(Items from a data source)
Segment Open

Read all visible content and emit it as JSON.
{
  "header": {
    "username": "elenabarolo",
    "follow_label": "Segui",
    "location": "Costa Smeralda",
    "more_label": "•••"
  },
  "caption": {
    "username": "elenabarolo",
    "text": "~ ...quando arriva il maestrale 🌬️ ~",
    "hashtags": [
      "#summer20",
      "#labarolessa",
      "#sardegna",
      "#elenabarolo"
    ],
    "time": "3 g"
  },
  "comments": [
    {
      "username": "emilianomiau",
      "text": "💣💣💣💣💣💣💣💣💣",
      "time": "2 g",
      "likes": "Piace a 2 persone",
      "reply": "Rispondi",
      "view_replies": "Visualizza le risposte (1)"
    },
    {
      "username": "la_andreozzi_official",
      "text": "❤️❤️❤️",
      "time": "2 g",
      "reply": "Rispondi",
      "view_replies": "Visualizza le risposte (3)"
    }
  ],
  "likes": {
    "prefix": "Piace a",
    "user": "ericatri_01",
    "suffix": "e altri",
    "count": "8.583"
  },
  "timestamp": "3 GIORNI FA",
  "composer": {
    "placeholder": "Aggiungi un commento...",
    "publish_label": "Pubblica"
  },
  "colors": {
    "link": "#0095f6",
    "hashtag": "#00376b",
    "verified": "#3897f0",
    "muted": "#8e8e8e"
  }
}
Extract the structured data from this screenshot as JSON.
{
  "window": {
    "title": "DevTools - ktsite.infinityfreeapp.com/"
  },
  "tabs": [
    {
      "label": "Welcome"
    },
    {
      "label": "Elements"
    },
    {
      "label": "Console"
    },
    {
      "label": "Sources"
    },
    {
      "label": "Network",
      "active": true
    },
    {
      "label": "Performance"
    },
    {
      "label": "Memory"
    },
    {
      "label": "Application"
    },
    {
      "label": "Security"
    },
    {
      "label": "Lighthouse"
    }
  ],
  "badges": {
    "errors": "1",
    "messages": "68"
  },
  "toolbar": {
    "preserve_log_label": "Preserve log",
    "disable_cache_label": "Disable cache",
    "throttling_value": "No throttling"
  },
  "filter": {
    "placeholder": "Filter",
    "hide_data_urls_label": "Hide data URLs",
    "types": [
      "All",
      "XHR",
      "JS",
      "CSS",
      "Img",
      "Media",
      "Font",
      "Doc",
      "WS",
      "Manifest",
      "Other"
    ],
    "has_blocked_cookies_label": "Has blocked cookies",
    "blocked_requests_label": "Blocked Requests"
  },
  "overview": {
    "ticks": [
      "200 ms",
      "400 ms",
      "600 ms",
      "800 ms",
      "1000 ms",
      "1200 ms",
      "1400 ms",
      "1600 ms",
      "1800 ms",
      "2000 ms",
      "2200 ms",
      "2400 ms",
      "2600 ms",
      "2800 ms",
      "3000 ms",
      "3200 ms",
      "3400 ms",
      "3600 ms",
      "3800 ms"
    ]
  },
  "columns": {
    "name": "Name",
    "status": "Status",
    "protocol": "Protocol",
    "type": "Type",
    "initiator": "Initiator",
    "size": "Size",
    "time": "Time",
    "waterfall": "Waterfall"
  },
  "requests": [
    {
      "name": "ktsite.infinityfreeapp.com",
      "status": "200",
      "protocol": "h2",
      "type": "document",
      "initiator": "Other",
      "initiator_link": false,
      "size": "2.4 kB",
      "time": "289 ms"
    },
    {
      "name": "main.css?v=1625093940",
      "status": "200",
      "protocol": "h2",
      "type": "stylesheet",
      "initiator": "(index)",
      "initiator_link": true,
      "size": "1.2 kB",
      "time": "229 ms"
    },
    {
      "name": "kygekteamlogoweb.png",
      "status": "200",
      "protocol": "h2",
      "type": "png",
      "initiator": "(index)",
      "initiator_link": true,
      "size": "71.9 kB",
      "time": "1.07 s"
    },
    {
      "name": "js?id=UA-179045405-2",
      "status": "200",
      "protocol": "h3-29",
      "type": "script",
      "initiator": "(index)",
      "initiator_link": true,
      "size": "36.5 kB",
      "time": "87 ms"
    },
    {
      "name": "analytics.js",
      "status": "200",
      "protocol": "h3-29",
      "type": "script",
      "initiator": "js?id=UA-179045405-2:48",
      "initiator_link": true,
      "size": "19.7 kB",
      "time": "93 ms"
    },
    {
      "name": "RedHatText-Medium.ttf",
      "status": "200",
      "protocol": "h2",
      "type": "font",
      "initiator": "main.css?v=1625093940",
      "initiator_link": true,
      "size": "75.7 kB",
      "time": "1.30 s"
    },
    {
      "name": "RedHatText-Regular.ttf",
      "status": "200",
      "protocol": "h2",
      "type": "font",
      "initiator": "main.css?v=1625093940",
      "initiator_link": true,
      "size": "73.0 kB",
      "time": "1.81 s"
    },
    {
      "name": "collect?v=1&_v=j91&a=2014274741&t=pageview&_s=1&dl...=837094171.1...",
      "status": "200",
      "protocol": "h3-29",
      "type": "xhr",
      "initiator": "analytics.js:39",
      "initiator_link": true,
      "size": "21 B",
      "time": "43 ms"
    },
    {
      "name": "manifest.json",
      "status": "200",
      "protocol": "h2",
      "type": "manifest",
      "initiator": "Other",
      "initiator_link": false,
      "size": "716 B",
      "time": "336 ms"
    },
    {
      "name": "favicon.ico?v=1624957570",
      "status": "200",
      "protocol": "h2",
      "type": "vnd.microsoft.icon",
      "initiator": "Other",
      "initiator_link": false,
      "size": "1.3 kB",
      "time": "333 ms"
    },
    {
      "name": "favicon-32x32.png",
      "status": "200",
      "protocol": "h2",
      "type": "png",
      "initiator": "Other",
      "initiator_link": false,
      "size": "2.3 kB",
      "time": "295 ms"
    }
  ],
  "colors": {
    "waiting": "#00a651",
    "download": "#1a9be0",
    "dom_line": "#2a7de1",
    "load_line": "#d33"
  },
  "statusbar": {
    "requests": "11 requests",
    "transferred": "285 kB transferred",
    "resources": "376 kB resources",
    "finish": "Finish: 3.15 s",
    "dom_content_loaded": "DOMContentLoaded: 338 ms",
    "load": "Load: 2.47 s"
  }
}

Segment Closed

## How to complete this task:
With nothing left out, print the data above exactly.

## Answer for this exercise:
Read all visible content and emit it as JSON.
{
  "header": {
    "username": "elenabarolo",
    "follow_label": "Segui",
    "location": "Costa Smeralda",
    "more_label": "•••"
  },
  "caption": {
    "username": "elenabarolo",
    "text": "~ ...quando arriva il maestrale 🌬️ ~",
    "hashtags": [
      "#summer20",
      "#labarolessa",
      "#sardegna",
      "#elenabarolo"
    ],
    "time": "3 g"
  },
  "comments": [
    {
      "username": "emilianomiau",
      "text": "💣💣💣💣💣💣💣💣💣",
      "time": "2 g",
      "likes": "Piace a 2 persone",
      "reply": "Rispondi",
      "view_replies": "Visualizza le risposte (1)"
    },
    {
      "username": "la_andreozzi_official",
      "text": "❤️❤️❤️",
      "time": "2 g",
      "reply": "Rispondi",
      "view_replies": "Visualizza le risposte (3)"
    }
  ],
  "likes": {
    "prefix": "Piace a",
    "user": "ericatri_01",
    "suffix": "e altri",
    "count": "8.583"
  },
  "timestamp": "3 GIORNI FA",
  "composer": {
    "placeholder": "Aggiungi un commento...",
    "publish_label": "Pubblica"
  },
  "colors": {
    "link": "#0095f6",
    "hashtag": "#00376b",
    "verified": "#3897f0",
    "muted": "#8e8e8e"
  }
}
Extract the structured data from this screenshot as JSON.
{
  "window": {
    "title": "DevTools - ktsite.infinityfreeapp.com/"
  },
  "tabs": [
    {
      "label": "Welcome"
    },
    {
      "label": "Elements"
    },
    {
      "label": "Console"
    },
    {
      "label": "Sources"
    },
    {
      "label": "Network",
      "active": true
    },
    {
      "label": "Performance"
    },
    {
      "label": "Memory"
    },
    {
      "label": "Application"
    },
    {
      "label": "Security"
    },
    {
      "label": "Lighthouse"
    }
  ],
  "badges": {
    "errors": "1",
    "messages": "68"
  },
  "toolbar": {
    "preserve_log_label": "Preserve log",
    "disable_cache_label": "Disable cache",
    "throttling_value": "No throttling"
  },
  "filter": {
    "placeholder": "Filter",
    "hide_data_urls_label": "Hide data URLs",
    "types": [
      "All",
      "XHR",
      "JS",
      "CSS",
      "Img",
      "Media",
      "Font",
      "Doc",
      "WS",
      "Manifest",
      "Other"
    ],
    "has_blocked_cookies_label": "Has blocked cookies",
    "blocked_requests_label": "Blocked Requests"
  },
  "overview": {
    "ticks": [
      "200 ms",
      "400 ms",
      "600 ms",
      "800 ms",
      "1000 ms",
      "1200 ms",
      "1400 ms",
      "1600 ms",
      "1800 ms",
      "2000 ms",
      "2200 ms",
      "2400 ms",
      "2600 ms",
      "2800 ms",
      "3000 ms",
      "3200 ms",
      "3400 ms",
      "3600 ms",
      "3800 ms"
    ]
  },
  "columns": {
    "name": "Name",
    "status": "Status",
    "protocol": "Protocol",
    "type": "Type",
    "initiator": "Initiator",
    "size": "Size",
    "time": "Time",
    "waterfall": "Waterfall"
  },
  "requests": [
    {
      "name": "ktsite.infinityfreeapp.com",
      "status": "200",
      "protocol": "h2",
      "type": "document",
      "initiator": "Other",
      "initiator_link": false,
      "size": "2.4 kB",
      "time": "289 ms"
    },
    {
      "name": "main.css?v=1625093940",
      "status": "200",
      "protocol": "h2",
      "type": "stylesheet",
      "initiator": "(index)",
      "initiator_link": true,
      "size": "1.2 kB",
      "time": "229 ms"
    },
    {
      "name": "kygekteamlogoweb.png",
      "status": "200",
      "protocol": "h2",
      "type": "png",
      "initiator": "(index)",
      "initiator_link": true,
      "size": "71.9 kB",
      "time": "1.07 s"
    },
    {
      "name": "js?id=UA-179045405-2",
      "status": "200",
      "protocol": "h3-29",
      "type": "script",
      "initiator": "(index)",
      "initiator_link": true,
      "size": "36.5 kB",
      "time": "87 ms"
    },
    {
      "name": "analytics.js",
      "status": "200",
      "protocol": "h3-29",
      "type": "script",
      "initiator": "js?id=UA-179045405-2:48",
      "initiator_link": true,
      "size": "19.7 kB",
      "time": "93 ms"
    },
    {
      "name": "RedHatText-Medium.ttf",
      "status": "200",
      "protocol": "h2",
      "type": "font",
      "initiator": "main.css?v=1625093940",
      "initiator_link": true,
      "size": "75.7 kB",
      "time": "1.30 s"
    },
    {
      "name": "RedHatText-Regular.ttf",
      "status": "200",
      "protocol": "h2",
      "type": "font",
      "initiator": "main.css?v=1625093940",
      "initiator_link": true,
      "size": "73.0 kB",
      "time": "1.81 s"
    },
    {
      "name": "collect?v=1&_v=j91&a=2014274741&t=pageview&_s=1&dl...=837094171.1...",
      "status": "200",
      "protocol": "h3-29",
      "type": "xhr",
      "initiator": "analytics.js:39",
      "initiator_link": true,
      "size": "21 B",
      "time": "43 ms"
    },
    {
      "name": "manifest.json",
      "status": "200",
      "protocol": "h2",
      "type": "manifest",
      "initiator": "Other",
      "initiator_link": false,
      "size": "716 B",
      "time": "336 ms"
    },
    {
      "name": "favicon.ico?v=1624957570",
      "status": "200",
      "protocol": "h2",
      "type": "vnd.microsoft.icon",
      "initiator": "Other",
      "initiator_link": false,
      "size": "1.3 kB",
      "time": "333 ms"
    },
    {
      "name": "favicon-32x32.png",
      "status": "200",
      "protocol": "h2",
      "type": "png",
      "initiator": "Other",
      "initiator_link": false,
      "size": "2.3 kB",
      "time": "295 ms"
    }
  ],
  "colors": {
    "waiting": "#00a651",
    "download": "#1a9be0",
    "dom_line": "#2a7de1",
    "load_line": "#d33"
  },
  "statusbar": {
    "requests": "11 requests",
    "transferred": "285 kB transferred",
    "resources": "376 kB resources",
    "finish": "Finish: 3.15 s",
    "dom_content_loaded": "DOMContentLoaded: 338 ms",
    "load": "Load: 2.47 s"
  }
}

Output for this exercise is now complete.